Scott S. Smith:You're probably best-known to the general public for your attacks on Microsoft. What do you think Gates and his company are doing wrong?
Scott McNealy: I poke fun at Microsoft, but I don't dislike them. We do have some philosophical differences. They finally woke up to the importance of the Internet, which is good, but they're still mired in a closed, proprietary mindset [by making products that work best with other Microsoft products]. That's not what the Internet is all about.
Since about 1996, Sun has been talking about connecting anyone, anywhere, at any time, on any device. Last year, Microsoft adopted that as their official mission statement. I like the fact that they're following our lead; I just wish they'd do a better job of it. Their idea of choice is a bit like Henry Ford's. Ford said you could have a Model T in any color you wanted, as long as it was black.
Do you dare to go to the other side? See where Microsoft stands by checking out the interview, "Entrepreneur Of The Millennium: Bill Gates."
Smith:What unique technologies does Sun offer and how do you see them fitting into changes in computing in the next three years?
McNealy: Sun is the most open computer company I can think of. We've always published our programming interfaces so anyone could make compatible products, and now we're taking that openness a step further by making the source code [which is generally not fully revealed to outside software-application designers] freely available as well.

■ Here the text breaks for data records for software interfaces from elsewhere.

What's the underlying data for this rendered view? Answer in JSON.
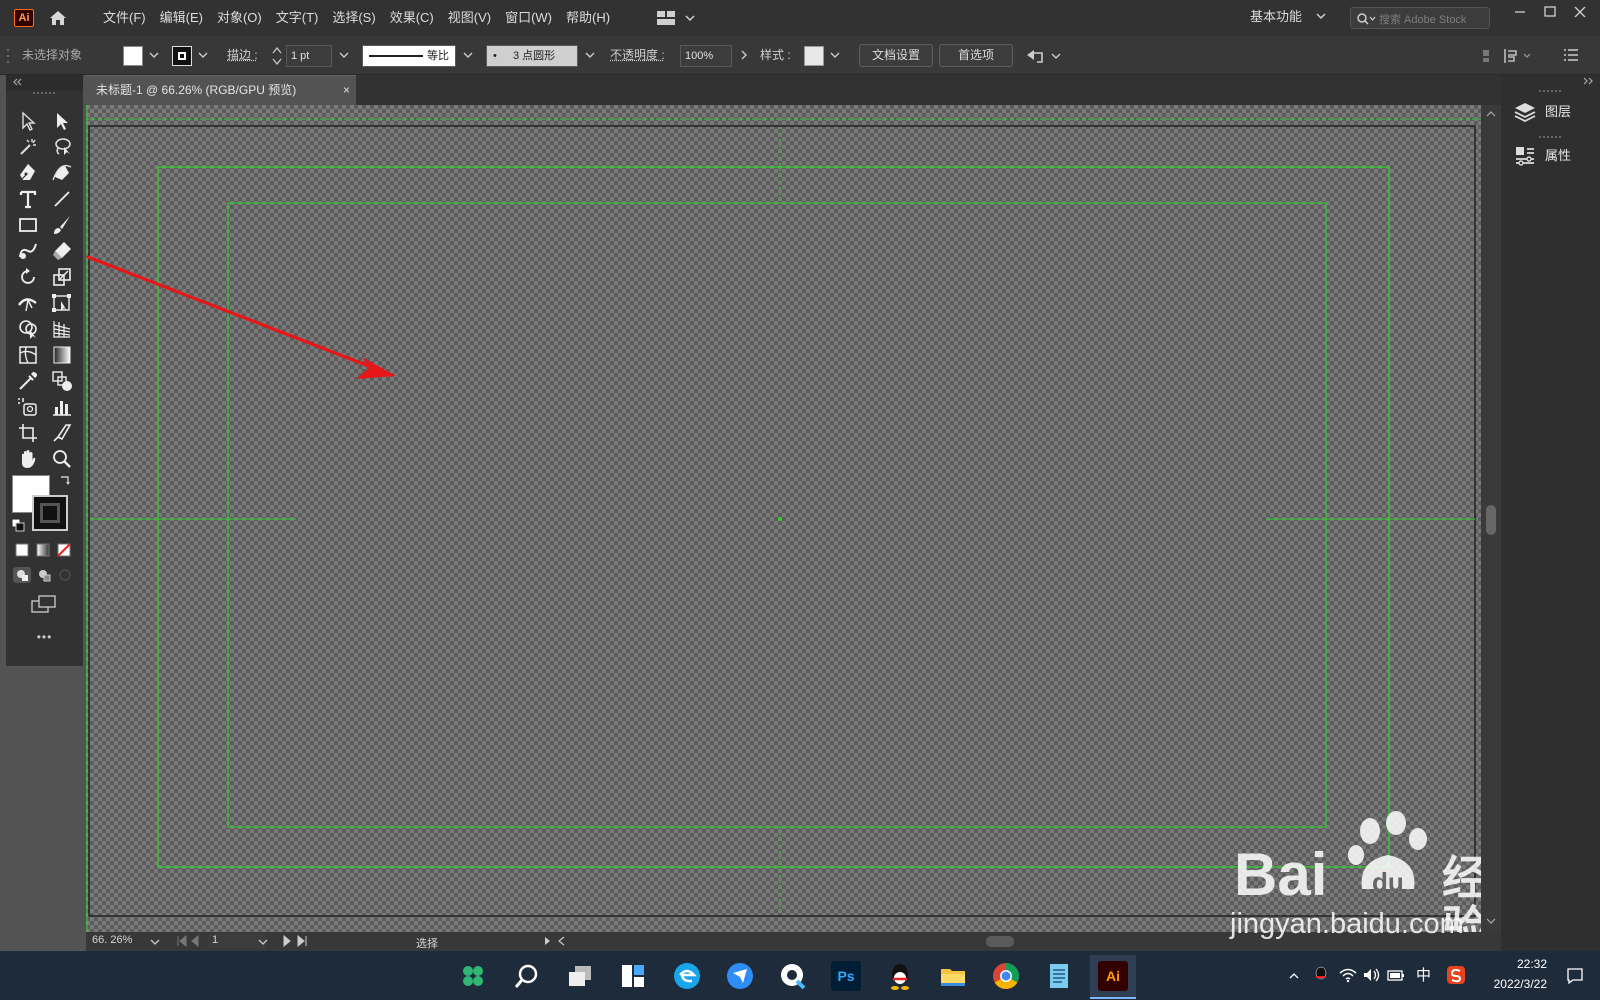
{
  "app": {
    "logo": "Ai"
  },
  "menu": [
    "文件(F)",
    "编辑(E)",
    "对象(O)",
    "文字(T)",
    "选择(S)",
    "效果(C)",
    "视图(V)",
    "窗口(W)",
    "帮助(H)"
  ],
  "workspace": {
    "label": "基本功能"
  },
  "stock": {
    "placeholder": "搜索 Adobe Stock"
  },
  "control": {
    "selection": "未选择对象",
    "stroke_label": "描边 :",
    "stroke_value": "1 pt",
    "profile": "等比",
    "brush_dot": "•",
    "brush": "3 点圆形",
    "opacity_label": "不透明度 :",
    "opacity_value": "100%",
    "style_label": "样式 :",
    "doc_setup": "文档设置",
    "prefs": "首选项"
  },
  "document_tab": {
    "title": "未标题-1 @ 66.26% (RGB/GPU 预览)",
    "close": "×"
  },
  "toolbar": {
    "more": "•••"
  },
  "panels": [
    {
      "name": "layers",
      "label": "图层",
      "icon": "layers-icon"
    },
    {
      "name": "properties",
      "label": "属性",
      "icon": "properties-icon"
    }
  ],
  "status": {
    "zoom": "66. 26%",
    "artboard": "1",
    "mode": "选择"
  },
  "taskbar": {
    "icons": [
      "app-grid-icon",
      "search-icon",
      "task-view-icon",
      "widgets-icon",
      "edge-icon",
      "feishu-icon",
      "browser-icon",
      "photoshop-icon",
      "qq-icon",
      "explorer-icon",
      "chrome-icon",
      "notepad-icon",
      "illustrator-icon"
    ],
    "ps_label": "Ps",
    "ai_label": "Ai",
    "ime": "中",
    "time": "22:32",
    "date": "2022/3/22"
  },
  "watermark": {
    "main": "Bai",
    "paw": "du",
    "cn": "经验",
    "url": "jingyan.baidu.com"
  },
  "colors": {
    "guide": "#2ed32e",
    "arrow": "#e81717",
    "accent": "#ff6a1f"
  }
}
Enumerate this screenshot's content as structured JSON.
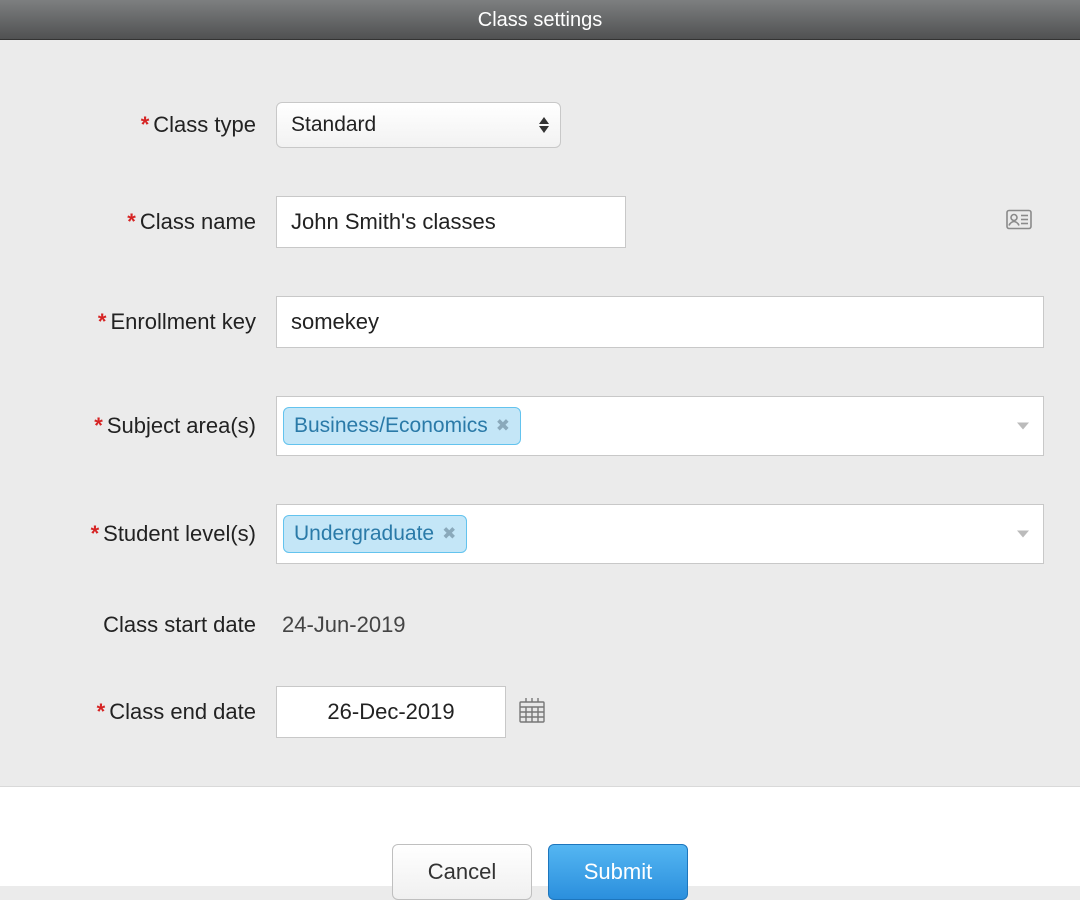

Let's face it: The dotcom world runs on open technologies. There's no other way to do it; no other way that makes sense.